Records:

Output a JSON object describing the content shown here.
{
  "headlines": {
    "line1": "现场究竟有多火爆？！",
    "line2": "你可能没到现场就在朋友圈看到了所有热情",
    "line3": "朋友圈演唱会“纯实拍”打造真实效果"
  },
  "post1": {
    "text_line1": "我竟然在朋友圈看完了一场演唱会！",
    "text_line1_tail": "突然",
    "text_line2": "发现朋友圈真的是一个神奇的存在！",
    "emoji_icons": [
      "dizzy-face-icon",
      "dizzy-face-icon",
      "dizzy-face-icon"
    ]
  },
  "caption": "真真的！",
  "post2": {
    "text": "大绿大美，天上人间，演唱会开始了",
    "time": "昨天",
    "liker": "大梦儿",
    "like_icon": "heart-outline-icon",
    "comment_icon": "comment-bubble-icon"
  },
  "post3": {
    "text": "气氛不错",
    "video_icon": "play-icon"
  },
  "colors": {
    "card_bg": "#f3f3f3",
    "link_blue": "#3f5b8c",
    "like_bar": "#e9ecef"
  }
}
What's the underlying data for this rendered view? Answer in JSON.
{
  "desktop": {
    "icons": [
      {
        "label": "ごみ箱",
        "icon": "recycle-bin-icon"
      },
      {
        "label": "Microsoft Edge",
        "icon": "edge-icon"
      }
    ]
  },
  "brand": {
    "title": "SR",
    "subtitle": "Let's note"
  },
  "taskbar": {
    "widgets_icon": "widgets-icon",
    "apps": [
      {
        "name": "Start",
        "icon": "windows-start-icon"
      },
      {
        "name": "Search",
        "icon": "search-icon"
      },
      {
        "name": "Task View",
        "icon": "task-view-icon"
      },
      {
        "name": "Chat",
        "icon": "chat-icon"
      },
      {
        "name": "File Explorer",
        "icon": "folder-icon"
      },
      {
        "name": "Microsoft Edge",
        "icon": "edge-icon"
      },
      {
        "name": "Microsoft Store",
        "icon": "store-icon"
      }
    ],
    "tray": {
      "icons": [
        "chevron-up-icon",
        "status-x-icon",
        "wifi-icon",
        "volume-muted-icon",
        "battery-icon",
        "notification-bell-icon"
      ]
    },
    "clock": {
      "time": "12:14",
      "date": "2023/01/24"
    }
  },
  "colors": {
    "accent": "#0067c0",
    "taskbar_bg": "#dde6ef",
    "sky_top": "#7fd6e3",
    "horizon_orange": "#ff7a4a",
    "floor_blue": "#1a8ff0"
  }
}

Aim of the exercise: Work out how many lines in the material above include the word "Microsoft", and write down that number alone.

Result below: 3